◆ **What to do**:
Look through the data below for the string "with", and copy every line where it turns up.

◆ **Task input**:

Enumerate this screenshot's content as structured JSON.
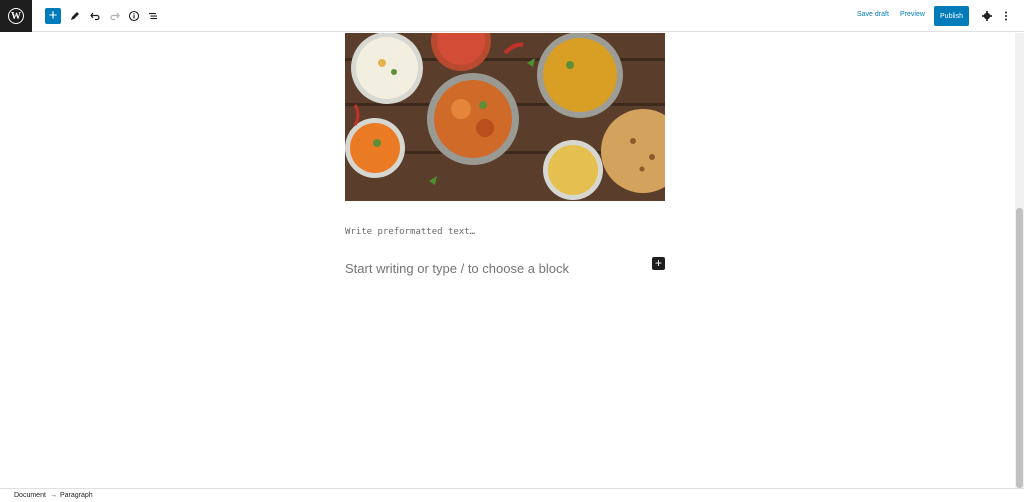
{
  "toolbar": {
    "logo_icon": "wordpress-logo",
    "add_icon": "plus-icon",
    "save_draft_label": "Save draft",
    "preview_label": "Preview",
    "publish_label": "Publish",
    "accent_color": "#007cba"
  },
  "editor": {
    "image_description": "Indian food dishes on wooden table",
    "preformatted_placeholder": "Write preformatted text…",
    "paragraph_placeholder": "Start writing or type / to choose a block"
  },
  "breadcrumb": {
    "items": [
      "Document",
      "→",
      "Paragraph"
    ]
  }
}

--

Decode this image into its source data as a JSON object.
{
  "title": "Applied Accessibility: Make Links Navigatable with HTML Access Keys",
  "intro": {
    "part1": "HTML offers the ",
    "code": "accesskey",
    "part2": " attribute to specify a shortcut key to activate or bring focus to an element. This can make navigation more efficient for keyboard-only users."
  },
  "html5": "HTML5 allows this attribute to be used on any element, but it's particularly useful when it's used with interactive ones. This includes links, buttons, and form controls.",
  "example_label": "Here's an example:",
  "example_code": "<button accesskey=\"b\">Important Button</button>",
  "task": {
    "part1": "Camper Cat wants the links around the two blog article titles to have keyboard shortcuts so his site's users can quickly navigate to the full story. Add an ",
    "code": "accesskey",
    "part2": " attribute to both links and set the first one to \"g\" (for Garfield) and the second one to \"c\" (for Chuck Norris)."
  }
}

◆ **Finished exercise**:
  "title": "Applied Accessibility: Make Links Navigatable with HTML Access Keys",
  "html5": "HTML5 allows this attribute to be used on any element, but it's particularly useful when it's used with interactive ones. This includes links, buttons, and form controls.",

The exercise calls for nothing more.